  • Home Size and Layout: Larger homes or those with complex plumbing systems will incur higher costs due to more materials and labor hours.
  • Permits: Depending on your locality, you may need permits to replace plumbing, adding to the project cost.
  • Potential Hidden Expenses:.  After replacing the pipes, repairing drywall, painting, and fixing any damage caused during the replacement can add unforeseen costs.  Building codes may have changed as well since your home was built. Meeting current standards might require additional work, such as installing new shut-off valves or upgrading fixtures.

Another unwelcome surprise might come once walls are opened.  You may find other issues needing attention, like mold, asbestos, or outdated electrical wiring, which can extend the budget.

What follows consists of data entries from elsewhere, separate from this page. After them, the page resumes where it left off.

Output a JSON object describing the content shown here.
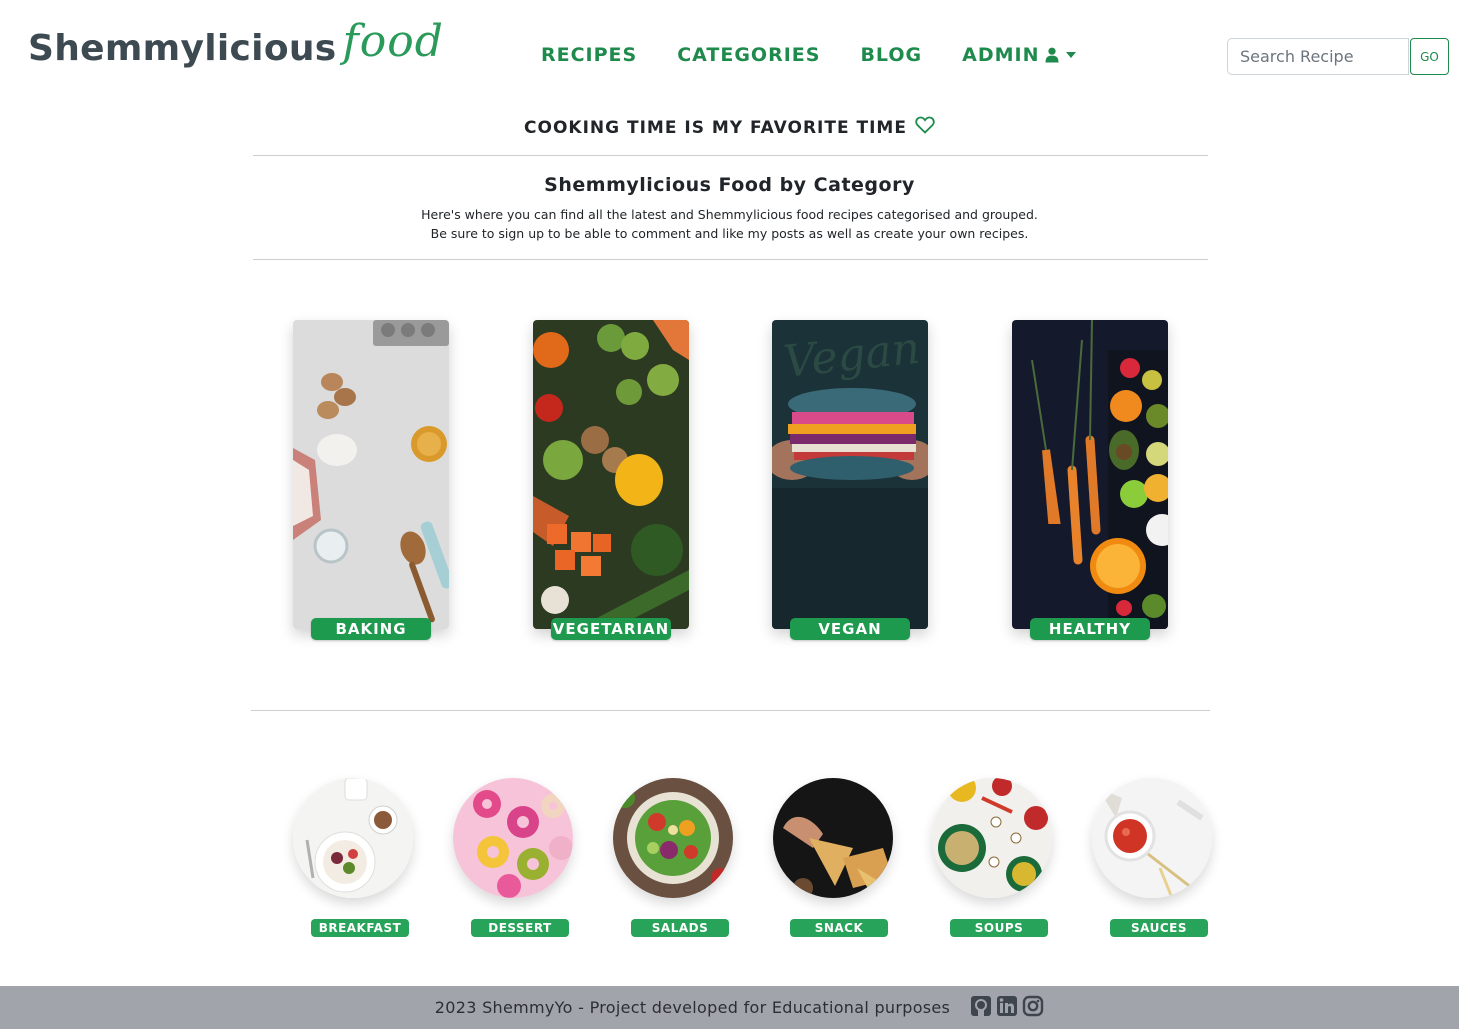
{
  "brand": {
    "main": "Shemmylicious",
    "script": "food"
  },
  "nav": {
    "recipes": "RECIPES",
    "categories": "CATEGORIES",
    "blog": "BLOG",
    "admin": "ADMIN"
  },
  "search": {
    "placeholder": "Search Recipe",
    "button": "GO"
  },
  "tagline": "COOKING TIME IS MY FAVORITE TIME",
  "section": {
    "title": "Shemmylicious Food by Category",
    "desc_line1": "Here's where you can find all the latest and Shemmylicious food recipes categorised and grouped.",
    "desc_line2": "Be sure to sign up to be able to comment and like my posts as well as create your own recipes."
  },
  "main_categories": [
    {
      "label": "BAKING"
    },
    {
      "label": "VEGETARIAN"
    },
    {
      "label": "VEGAN"
    },
    {
      "label": "HEALTHY"
    }
  ],
  "sub_categories": [
    {
      "label": "BREAKFAST"
    },
    {
      "label": "DESSERT"
    },
    {
      "label": "SALADS"
    },
    {
      "label": "SNACK"
    },
    {
      "label": "SOUPS"
    },
    {
      "label": "SAUCES"
    }
  ],
  "footer": {
    "text": "2023 ShemmyYo - Project developed for Educational purposes",
    "icons": [
      "github-icon",
      "linkedin-icon",
      "instagram-icon"
    ]
  },
  "colors": {
    "accent": "#1e8a4c",
    "badge": "#1e9a4e",
    "footer_bg": "#a2a4ab",
    "brand_text": "#3d4a52"
  }
}
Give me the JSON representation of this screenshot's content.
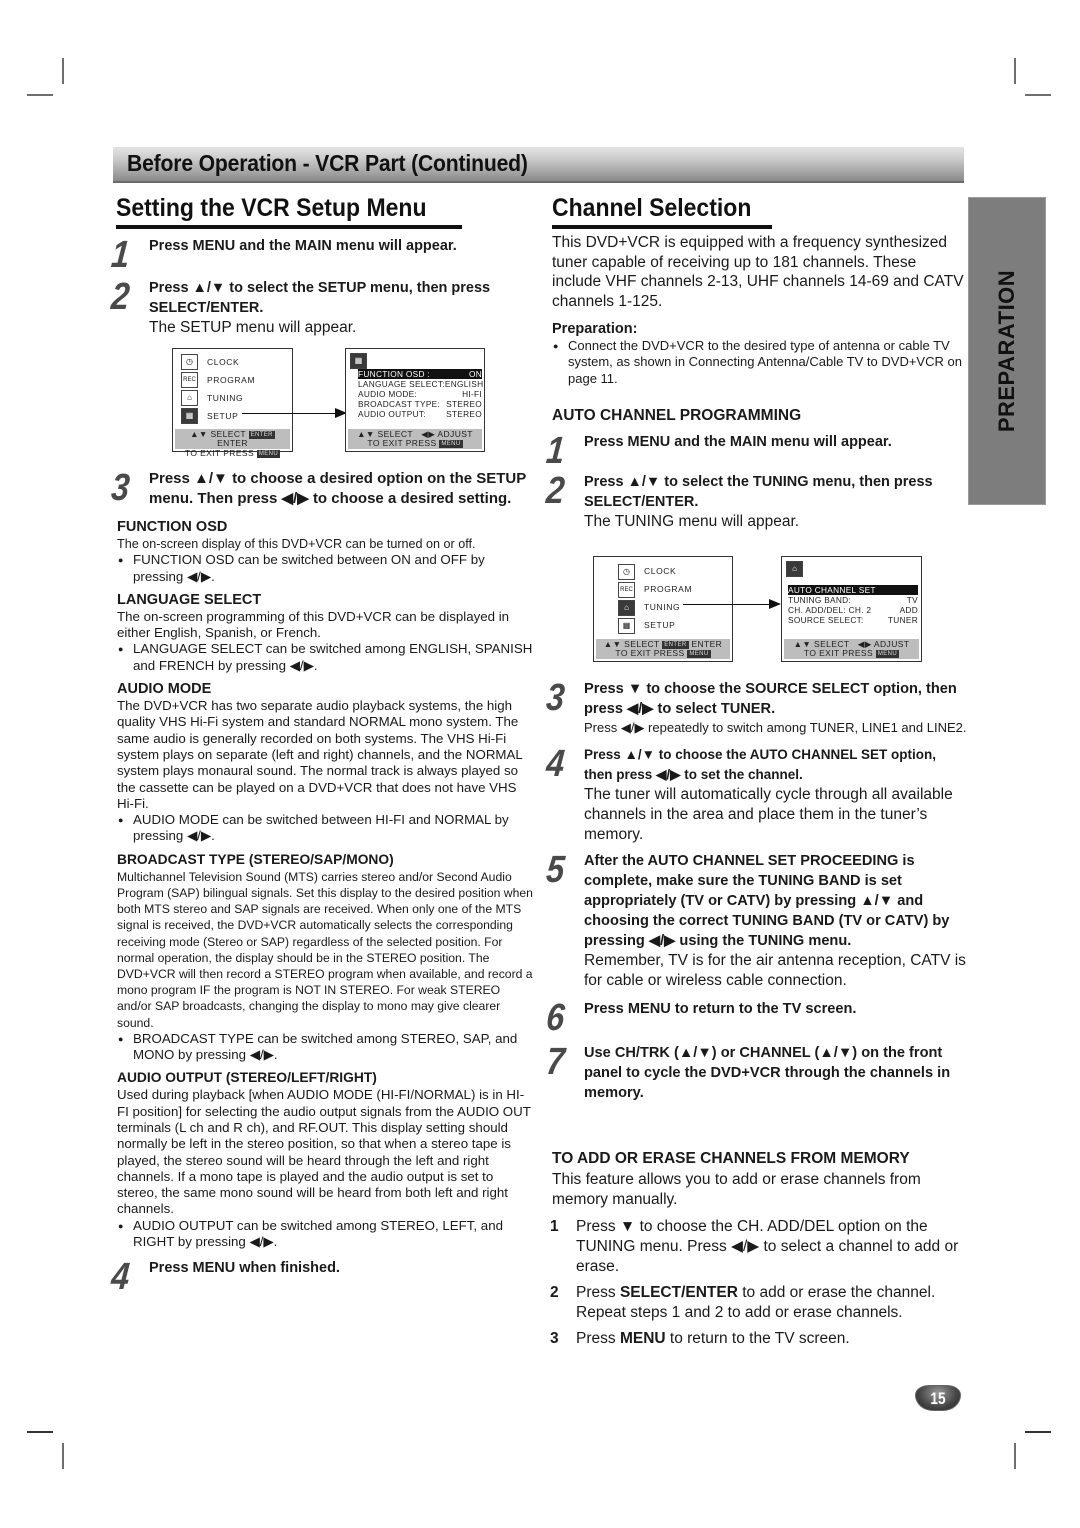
{
  "banner": {
    "title": "Before Operation - VCR Part (Continued)"
  },
  "side_tab": {
    "label": "PREPARATION"
  },
  "page_number": "15",
  "left": {
    "title": "Setting the VCR Setup Menu",
    "steps": [
      {
        "num": "1",
        "head": "Press MENU and the MAIN menu will appear."
      },
      {
        "num": "2",
        "head": "Press ▲/▼ to select the SETUP menu, then press SELECT/ENTER.",
        "sub": "The SETUP menu will appear."
      },
      {
        "num": "3",
        "head": "Press ▲/▼ to choose a desired option on the SETUP menu. Then press ◀/▶ to choose a desired setting."
      },
      {
        "num": "4",
        "head": "Press MENU when finished."
      }
    ],
    "main_menu": {
      "items": [
        {
          "icon": "clock-icon",
          "label": "CLOCK"
        },
        {
          "icon": "rec-icon",
          "label": "PROGRAM"
        },
        {
          "icon": "antenna-icon",
          "label": "TUNING"
        },
        {
          "icon": "setup-icon",
          "label": "SETUP"
        }
      ],
      "footer_line1_a": "▲▼ SELECT",
      "footer_key_enter": "ENTER",
      "footer_line1_b": "ENTER",
      "footer_line2": "TO  EXIT PRESS",
      "footer_key_menu": "MENU"
    },
    "setup_menu": {
      "rows": [
        {
          "label": "FUNCTION OSD :",
          "value": "ON",
          "highlighted": true
        },
        {
          "label": "LANGUAGE SELECT:",
          "value": "ENGLISH"
        },
        {
          "label": "AUDIO MODE:",
          "value": "HI-FI"
        },
        {
          "label": "BROADCAST TYPE:",
          "value": "STEREO"
        },
        {
          "label": "AUDIO OUTPUT:",
          "value": "STEREO"
        }
      ],
      "footer_line1_a": "▲▼ SELECT",
      "footer_line1_b": "◀▶ ADJUST",
      "footer_line2": "TO  EXIT  PRESS",
      "footer_key_menu": "MENU"
    },
    "sections": [
      {
        "heading": "FUNCTION OSD",
        "body": "The on-screen display of this DVD+VCR can be turned on or off.",
        "bullet": "FUNCTION OSD can be switched between ON and OFF by pressing ◀/▶."
      },
      {
        "heading": "LANGUAGE SELECT",
        "body": "The on-screen programming of this DVD+VCR can be displayed in either English, Spanish, or French.",
        "bullet": "LANGUAGE SELECT can be switched among ENGLISH, SPANISH and FRENCH by pressing ◀/▶."
      },
      {
        "heading": "AUDIO MODE",
        "body": "The DVD+VCR has two separate audio playback systems, the high quality VHS Hi-Fi system and standard NORMAL mono system. The same audio is generally recorded on both systems. The VHS Hi-Fi system plays on separate (left and right) channels, and the NORMAL system plays monaural sound. The normal track is always played so the cassette can be played on a DVD+VCR that does not have VHS Hi-Fi.",
        "bullet": "AUDIO MODE can be switched between HI-FI and NORMAL by pressing ◀/▶."
      },
      {
        "heading": "BROADCAST TYPE (STEREO/SAP/MONO)",
        "body": "Multichannel Television Sound (MTS) carries stereo and/or Second Audio Program (SAP) bilingual signals. Set this display to the desired position when both MTS stereo and SAP signals are received. When only one of the MTS signal is received, the DVD+VCR automatically selects the corresponding receiving mode (Stereo or SAP) regardless of the selected position. For normal operation, the display should be in the STEREO position. The DVD+VCR will then record a STEREO program when available, and record a mono program IF the program is NOT IN STEREO. For weak STEREO and/or SAP broadcasts, changing the display to mono may give clearer sound.",
        "bullet": "BROADCAST TYPE can be switched among STEREO, SAP, and MONO by pressing ◀/▶."
      },
      {
        "heading": "AUDIO OUTPUT (STEREO/LEFT/RIGHT)",
        "body": "Used during playback [when AUDIO MODE (HI-FI/NORMAL) is in HI-FI position] for selecting the audio output signals from the AUDIO OUT terminals (L ch and R ch), and RF.OUT. This display setting should normally be left in the stereo position, so that when a stereo tape is played, the stereo sound will be heard through the left and right channels. If a mono tape is played and the audio output is set to stereo, the same mono sound will be heard from both left and right channels.",
        "bullet": "AUDIO OUTPUT can be switched among STEREO, LEFT, and RIGHT by pressing ◀/▶."
      }
    ]
  },
  "right": {
    "title": "Channel Selection",
    "intro": "This DVD+VCR is equipped with a frequency synthesized tuner capable of receiving up to 181 channels. These include VHF channels 2-13, UHF channels 14-69 and CATV channels 1-125.",
    "preparation_heading": "Preparation:",
    "preparation_bullet": "Connect the DVD+VCR to the desired type of antenna or cable TV system, as shown in Connecting Antenna/Cable TV to DVD+VCR on page 11.",
    "auto_heading": "AUTO CHANNEL PROGRAMMING",
    "steps": [
      {
        "num": "1",
        "head": "Press MENU and the MAIN menu will appear."
      },
      {
        "num": "2",
        "head": "Press ▲/▼ to select the TUNING menu, then press SELECT/ENTER.",
        "sub": "The TUNING menu will appear."
      },
      {
        "num": "3",
        "head": "Press ▼ to choose the SOURCE SELECT option, then press ◀/▶ to select TUNER.",
        "small": "Press ◀/▶ repeatedly to switch among TUNER, LINE1 and LINE2."
      },
      {
        "num": "4",
        "head": "Press ▲/▼ to choose the AUTO CHANNEL SET option, then press ◀/▶ to set the channel.",
        "sub": "The tuner will automatically cycle through all available channels in the area and place them in the tuner’s memory."
      },
      {
        "num": "5",
        "head": "After the AUTO CHANNEL SET PROCEEDING is complete, make sure the TUNING BAND is set appropriately (TV or CATV) by pressing ▲/▼ and choosing the correct TUNING BAND (TV or CATV) by pressing ◀/▶ using the TUNING menu.",
        "sub": "Remember, TV is for the air antenna reception, CATV is for cable or wireless  cable connection."
      },
      {
        "num": "6",
        "head": "Press MENU to return to the TV screen."
      },
      {
        "num": "7",
        "head": "Use CH/TRK (▲/▼) or CHANNEL (▲/▼) on the front panel to cycle the DVD+VCR through the channels in memory."
      }
    ],
    "main_menu": {
      "items": [
        {
          "icon": "clock-icon",
          "label": "CLOCK"
        },
        {
          "icon": "rec-icon",
          "label": "PROGRAM"
        },
        {
          "icon": "antenna-icon",
          "label": "TUNING"
        },
        {
          "icon": "setup-icon",
          "label": "SETUP"
        }
      ],
      "footer_line1_a": "▲▼ SELECT",
      "footer_key_enter": "ENTER",
      "footer_line1_b": "ENTER",
      "footer_line2": "TO  EXIT PRESS",
      "footer_key_menu": "MENU"
    },
    "tuning_menu": {
      "rows": [
        {
          "label": "AUTO CHANNEL SET",
          "value": "",
          "highlighted": true
        },
        {
          "label": "TUNING BAND:",
          "value": "TV"
        },
        {
          "label": "CH.  ADD/DEL: CH. 2",
          "value": "ADD"
        },
        {
          "label": "SOURCE  SELECT:",
          "value": "TUNER"
        }
      ],
      "footer_line1_a": "▲▼ SELECT",
      "footer_line1_b": "◀▶ ADJUST",
      "footer_line2": "TO  EXIT  PRESS",
      "footer_key_menu": "MENU"
    },
    "erase_heading": "TO ADD OR ERASE CHANNELS FROM MEMORY",
    "erase_intro": "This feature allows you to add or erase channels from memory manually.",
    "erase_list": [
      {
        "n": "1",
        "text": "Press ▼ to choose the CH. ADD/DEL option on the TUNING menu. Press ◀/▶ to select a channel to add or erase."
      },
      {
        "n": "2",
        "pre": "Press ",
        "bold": "SELECT/ENTER",
        "post": " to add or erase the channel. Repeat steps 1 and 2 to add or erase channels."
      },
      {
        "n": "3",
        "pre": "Press ",
        "bold": "MENU",
        "post": " to return to the TV screen."
      }
    ]
  }
}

Your Guide to Budgeting for a Polybutylene Re-pipe Project

By thoroughly understanding and planning for the costs associated with replacing polybutylene pipes, homeowners can make informed decisions and budget effectively for this significant home improvement.

  • Get Multiple Quotes: Consult with several plumbing contractors to get a range of estimates. This will give you a better idea of the expected costs and allow you to budget more accurately.
  • Plan for Extras: Set aside an additional 10-20% of the estimated cost to cover unexpected expenses that arise during the project.
  • Assess Value: Weigh the cost of replacement against the increased home value and peace of mind. In many cases, the investment can be justified by the avoidance of potential water damage and by making your home more marketable in the future.
  • Consider Financing Options: If out-of-pocket payment is not feasible, explore financing options.

Outer Banks Polybutylene Pipe Inspections

Are you concerned that your vacation home or rental could have polybutylene pipes? Are you unable to conduct a DIY inspection on your own? 

Call Action Plumbing today. We determine what kind of pipes you have and help you with all of your plumbing needs. 

Contact us today to learn more or to schedule a visit.

For additional information visit: or call us (252) 441-9992 to schedule a site visit.